As a whole, the beverage portion of the United States food and beverage manufacturing sector continues to maintain steady growth, to $145 billion, according to data compiled from 2016 Global Packaging Trends and 2017 Trends in Food Processing Operations. What has changed are the segments within beverage that are driving its stable rise.
Within food and beverage in total, beverage has seen the most growth in the number of places producing beverage products, with the bulk of this growth attributed to the explosion of breweries across the U.S. This is a result of consumer affinity for the quality, flavor and brewing techniques that created the booming craft brewing industry. In fact, the number of breweries increased 198 percent between 2012 to 2014, and beer now represents 32 percent of the beverage industry, second only to non-alcoholic (soft drinks, bottled water/juices) at 42 percent. Wineries (16 percent) and distilled alcohol (10 percent) round out the beverage category.
The other significant trends driving production involve making beverages healthier -- whether it's replacing artificial colors and flavors with natural ones, or adding nutrients to fortify drinks. The industry is also moving to smaller cans and bottles, which feed the low-calorie trend.

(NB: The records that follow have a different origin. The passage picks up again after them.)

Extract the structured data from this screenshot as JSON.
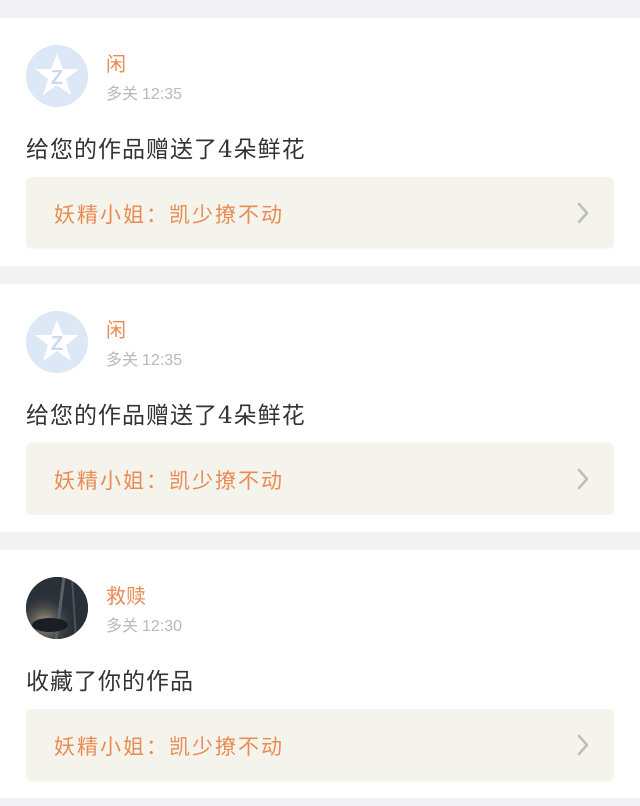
{
  "notifications": [
    {
      "user_name": "闲",
      "user_tag": "多关",
      "time": "12:35",
      "message": "给您的作品赠送了4朵鲜花",
      "quoted_text": "妖精小姐：凯少撩不动",
      "avatar": "default-qq-avatar-icon"
    },
    {
      "user_name": "闲",
      "user_tag": "多关",
      "time": "12:35",
      "message": "给您的作品赠送了4朵鲜花",
      "quoted_text": "妖精小姐：凯少撩不动",
      "avatar": "default-qq-avatar-icon"
    },
    {
      "user_name": "救赎",
      "user_tag": "多关",
      "time": "12:30",
      "message": "收藏了你的作品",
      "quoted_text": "妖精小姐：凯少撩不动",
      "avatar": "photo-avatar"
    }
  ],
  "colors": {
    "accent": "#e88a52",
    "card_bg": "#ffffff",
    "page_bg": "#f3f2f4",
    "quote_bg": "#f4f4ec",
    "muted": "#b9b9b9"
  },
  "icons": {
    "default_avatar": "qq-z-star-icon",
    "chevron": "chevron-right-icon"
  }
}
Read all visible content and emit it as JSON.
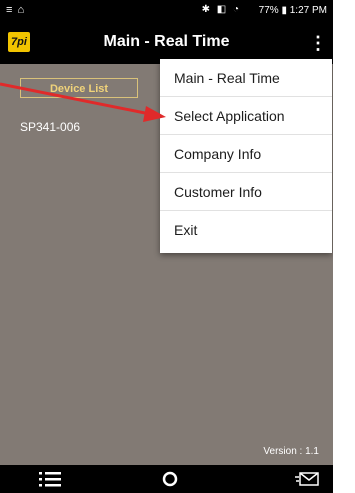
{
  "status": {
    "left": "≡ ⌂",
    "icons": "✱ ◧ ◔",
    "battery_time": "77% ▮ 1:27 PM"
  },
  "app": {
    "logo": "7pi",
    "title": "Main - Real Time"
  },
  "tabs": {
    "device_list": "Device List"
  },
  "devices": [
    "SP341-006"
  ],
  "version": "Version : 1.1",
  "menu": {
    "items": [
      "Main - Real Time",
      "Select Application",
      "Company Info",
      "Customer Info",
      "Exit"
    ]
  },
  "annotation": {
    "arrow_color": "#e02a2a"
  },
  "icons": {
    "overflow": "more-vert-icon",
    "list": "list-icon",
    "refresh": "refresh-icon",
    "mail": "mail-icon"
  }
}
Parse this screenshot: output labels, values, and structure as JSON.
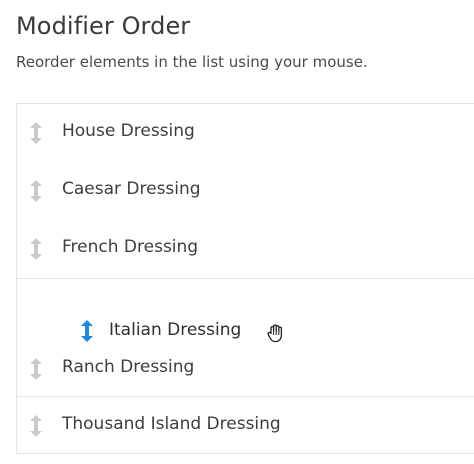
{
  "header": {
    "title": "Modifier Order",
    "subtitle": "Reorder elements in the list using your mouse."
  },
  "list": {
    "items": [
      {
        "label": "House Dressing",
        "icon": "drag-handle-icon"
      },
      {
        "label": "Caesar Dressing",
        "icon": "drag-handle-icon"
      },
      {
        "label": "French Dressing",
        "icon": "drag-handle-icon"
      },
      {
        "label": "Ranch Dressing",
        "icon": "drag-handle-icon"
      },
      {
        "label": "Thousand Island Dressing",
        "icon": "drag-handle-icon"
      }
    ],
    "dragging_item": {
      "label": "Italian Dressing",
      "icon": "drag-handle-icon"
    }
  },
  "colors": {
    "drag_handle_idle": "#c8cbce",
    "drag_handle_active": "#1e88e5",
    "divider": "#e2e4e6"
  },
  "cursor": {
    "icon": "grab-hand-cursor-icon"
  }
}
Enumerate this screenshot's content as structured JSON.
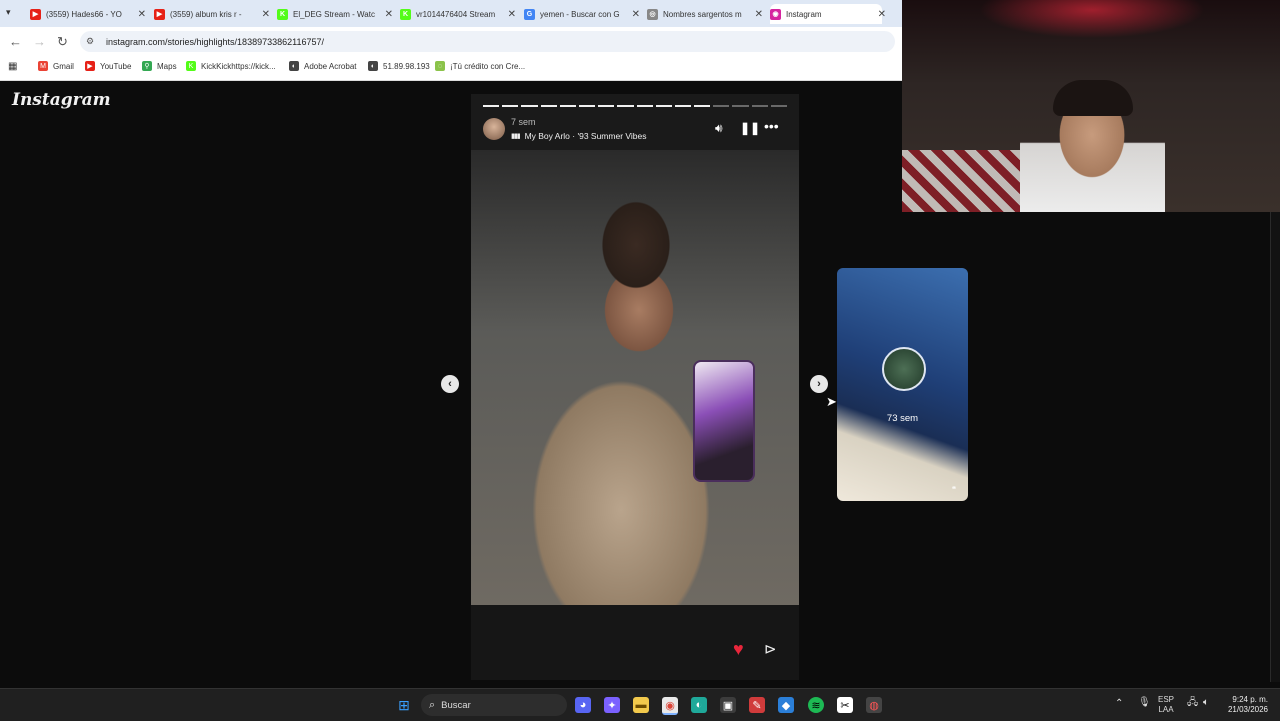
{
  "browser": {
    "tabs": [
      {
        "title": "(3559) Hades66 - YO",
        "color": "#e62117",
        "glyph": "▶"
      },
      {
        "title": "(3559) album kris r -",
        "color": "#e62117",
        "glyph": "▶"
      },
      {
        "title": "El_DEG Stream - Watc",
        "color": "#53fc18",
        "glyph": "K"
      },
      {
        "title": "vr1014476404 Stream",
        "color": "#53fc18",
        "glyph": "K"
      },
      {
        "title": "yemen - Buscar con G",
        "color": "#4285f4",
        "glyph": "G"
      },
      {
        "title": "Nombres sargentos m",
        "color": "#888888",
        "glyph": "◎"
      },
      {
        "title": "Instagram",
        "color": "#d6249f",
        "glyph": "◉"
      }
    ],
    "url": "instagram.com/stories/highlights/18389733862116757/",
    "bookmarks": [
      {
        "label": "Gmail",
        "color": "#ea4335",
        "glyph": "M"
      },
      {
        "label": "YouTube",
        "color": "#e62117",
        "glyph": "▶"
      },
      {
        "label": "Maps",
        "color": "#34a853",
        "glyph": "⚲"
      },
      {
        "label": "KickKickhttps://kick...",
        "color": "#53fc18",
        "glyph": "K"
      },
      {
        "label": "Adobe Acrobat",
        "color": "#444444",
        "glyph": "◐"
      },
      {
        "label": "51.89.98.193",
        "color": "#444444",
        "glyph": "◐"
      },
      {
        "label": "¡Tú crédito con Cre...",
        "color": "#8bc34a",
        "glyph": "◌"
      }
    ]
  },
  "instagram": {
    "logo": "Instagram",
    "story": {
      "age": "7 sem",
      "music": "My Boy Arlo · '93 Summer Vibes",
      "progress_segments": 16,
      "progress_done": 12,
      "colors": {
        "like": "#e8263b"
      }
    },
    "next_story": {
      "age": "73 sem"
    }
  },
  "taskbar": {
    "search_label": "Buscar",
    "language": [
      "ESP",
      "LAA"
    ],
    "time": "9:24 p. m.",
    "date": "21/03/2026"
  }
}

Additional consumer habits driving change include a continued spike in energy drinks, flavored beverages and nutritionally enhanced beverages. This growth is expected to slow down a bit in the years ahead from its current double-digit growth. The numbers for carbonated beverages continue to head downward, as they have over the past five years. Logically, this is a result of the move towards healthier alternatives. From an industry standpoint, the number of beverages consumed is relatively the same, mitigating losses among beverage producers.
Globally, information from the reports indicates a rise in ready-to-drink teas, flavored waters and dairy drinks, refrigerated kombuchas (lightly effervescent fermented teas popular in Asia) and other fermented drinks. Coffee continues to produce double-digit growth in single-cup sales, so much so that single-cup sales are expected to surpass roasted coffee by 2018.
On the dairy side, fluid milk production increased 7.5 percent from 2012 to 2014, but traditional milk consumption has waned. Dairy growth is a result of the rising popularity of cheese and yogurt.
From a machinery standpoint, the capital expenditure on beverage machinery decreased five percent during the 2008-2014 time frame. The dip was somewhat offset by a 28.9 percent increase in leased machinery. The burgeoning beer market could be the impetus here as well, as newcomers to the industry are waiting to purchase equipment until they have established a stronger foothold or better understand their capital needs.
Of the beverage segments, dairy equipment showed the largest six-year shipment value increase at 42.8 percent, as well as the largest two-year (2012-2014) shipment value increase at 16 percent. The highest increase of capital expenditure on equipment also occurred in dairy. Conversely, leased machinery for dairy beverages decreased 7.8 percent. One reason highlighted for the increase in dairy is that manufacturers have been able to pass the rising price of milk on to the consumer.
Regardless of the segments within the market, beverage manufacturers across all segments consider the same attributes when evaluating new equipment, with more than half (54 percent) citing cost as the biggest factor. Reliability/durability, return on investment and service all exceeded 33 percent.